Of course, there is more that could be said out of this rich passage. And I will probably say some more, but, I do wonder sometimes if fewer words are better.

We might do well simply to take these words, and ‘chew’ them over a few times. 
‘Don’t be troubled… Trust in God. Trust also in me.’
The invitation to trust in God is an invitation into a deep ocean of endless goodness, grace, energy, forgiveness, rest…The endless source of all we need for our living.

How do these words sit with you today, this Wednesday 6th May 2020?

Are these words of Jesus, a word for you today?
Don’t be troubled… trust in God… trust also in me…


Don’t be troubled by the lockdown

Don’t be troubled by rising agitation

in yourself

in other’s struggles

Don’t be troubled by scenes from around the world

Don’t be troubled by what the future may or may not be

for you

for your family

for church

for our communities

‘Don’t be troubled,’ Jesus says. ‘Trust in God. Trust also in me.’ 

“I take refuge in you.” The Psalmist says. 

Looking at the photo of the Sefton Bivvy, I can imagine many a tramper who have found refuge within its tin walls when the weather has turned bad, a place to rest and grab a bite to eat after navigating the challenging terrain to reach it. Relief from the icy wind perhaps. And yet, what amazing sights there are to see there. 

Is this a sense of what trusting in God offers?

Rest and refuge and yet at the same time, so much more?

Take a moment with God in prayer

Are you troubled?

If you are, what about?

Chew over those words of Jesus in a moment of stillness…Don’t be troubled. Trust in God. Trust also in me.

If you aren’t troubled perhaps consider what trusting in God means for you. 

If you had to describe it to someone, what would you say?

Does that mean something for you today?

A Prayer

O God,

whose greatness knows no limits, 

whose wisdom no bounds,

whose peace excels all understanding;

you who love and help us beyond measure— help us to love you.

Though we cannot fully do so because of your infinite goodness,
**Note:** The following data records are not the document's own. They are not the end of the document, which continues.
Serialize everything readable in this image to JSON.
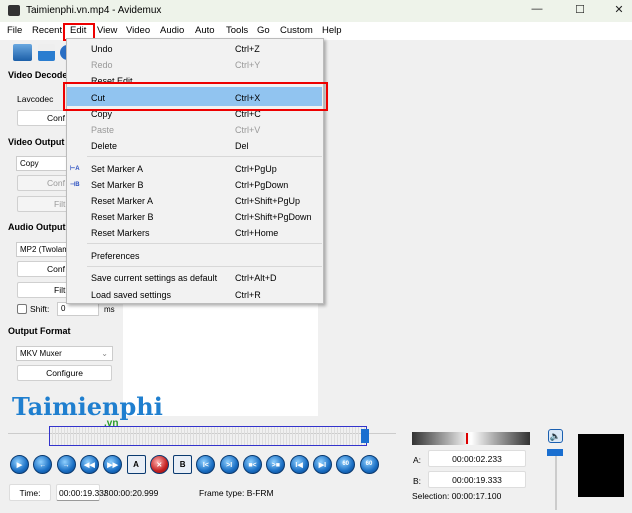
{
  "window": {
    "title": "Taimienphi.vn.mp4 - Avidemux",
    "minimize": "—",
    "maximize": "☐",
    "close": "✕"
  },
  "menubar": [
    "File",
    "Recent",
    "Edit",
    "View",
    "Video",
    "Audio",
    "Auto",
    "Tools",
    "Go",
    "Custom",
    "Help"
  ],
  "left": {
    "video_decoder": "Video Decoder",
    "lavcodec": "Lavcodec",
    "configure_short": "Conf",
    "video_output": "Video Output",
    "video_output_value": "Copy",
    "filters_short": "Filt",
    "audio_output": "Audio Output",
    "audio_output_value": "MP2 (Twolame)",
    "shift_label": "Shift:",
    "shift_value": "0",
    "shift_unit": "ms",
    "output_format": "Output Format",
    "output_format_value": "MKV Muxer",
    "configure": "Configure"
  },
  "edit_menu": {
    "items": [
      {
        "label": "Undo",
        "shortcut": "Ctrl+Z",
        "enabled": true
      },
      {
        "label": "Redo",
        "shortcut": "Ctrl+Y",
        "enabled": false
      },
      {
        "label": "Reset Edit",
        "shortcut": "",
        "enabled": true
      },
      {
        "label": "Cut",
        "shortcut": "Ctrl+X",
        "enabled": true,
        "highlighted": true
      },
      {
        "label": "Copy",
        "shortcut": "Ctrl+C",
        "enabled": true
      },
      {
        "label": "Paste",
        "shortcut": "Ctrl+V",
        "enabled": false
      },
      {
        "label": "Delete",
        "shortcut": "Del",
        "enabled": true
      },
      {
        "label": "Set Marker A",
        "shortcut": "Ctrl+PgUp",
        "enabled": true
      },
      {
        "label": "Set Marker B",
        "shortcut": "Ctrl+PgDown",
        "enabled": true
      },
      {
        "label": "Reset Marker A",
        "shortcut": "Ctrl+Shift+PgUp",
        "enabled": true
      },
      {
        "label": "Reset Marker B",
        "shortcut": "Ctrl+Shift+PgDown",
        "enabled": true
      },
      {
        "label": "Reset Markers",
        "shortcut": "Ctrl+Home",
        "enabled": true
      },
      {
        "label": "Preferences",
        "shortcut": "",
        "enabled": true
      },
      {
        "label": "Save current settings as default",
        "shortcut": "Ctrl+Alt+D",
        "enabled": true
      },
      {
        "label": "Load saved settings",
        "shortcut": "Ctrl+R",
        "enabled": true
      }
    ]
  },
  "watermark": {
    "text": "Taimienphi",
    "suffix": ".vn"
  },
  "controls": [
    "play",
    "previous-frame",
    "next-frame",
    "rewind",
    "fast-forward",
    "set-marker-a",
    "delete",
    "set-marker-b",
    "go-marker-a",
    "go-marker-b",
    "prev-keyframe",
    "next-keyframe",
    "go-start",
    "go-end",
    "back-60",
    "forward-60"
  ],
  "control_labels": {
    "marker_a": "A",
    "marker_b": "B",
    "sixty": "60"
  },
  "status": {
    "time_button": "Time:",
    "current_time": "00:00:19.333",
    "total_time": "/ 00:00:20.999",
    "frame_type": "Frame type:  B-FRM"
  },
  "markers": {
    "a_label": "A:",
    "a_value": "00:00:02.233",
    "b_label": "B:",
    "b_value": "00:00:19.333",
    "selection": "Selection: 00:00:17.100"
  },
  "colors": {
    "highlight": "#91c4f0",
    "annotation": "#e00000",
    "accent": "#1a6fc4"
  }
}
increase and deepen our understanding so that we may love you more and more; 

through Jesus Christ our Lord. Amen.

—Bernard of Clairvaux (1090–1153)

Go gently, go lightly

Go gently, go lightly, go safe in the spirit,

live simply, don’t carry much more than you need:

go trusting God’s goodness, go spreading God’s kindness,

Stay centred on Jesus and where he will lead.

Go singing, go bringing the gifts of the Spirit,

go hopefully searching for things that are true:

in living, in loving, whatever befalls you,

God keep you, God bless you in all that you do.

Shirley Erena Murray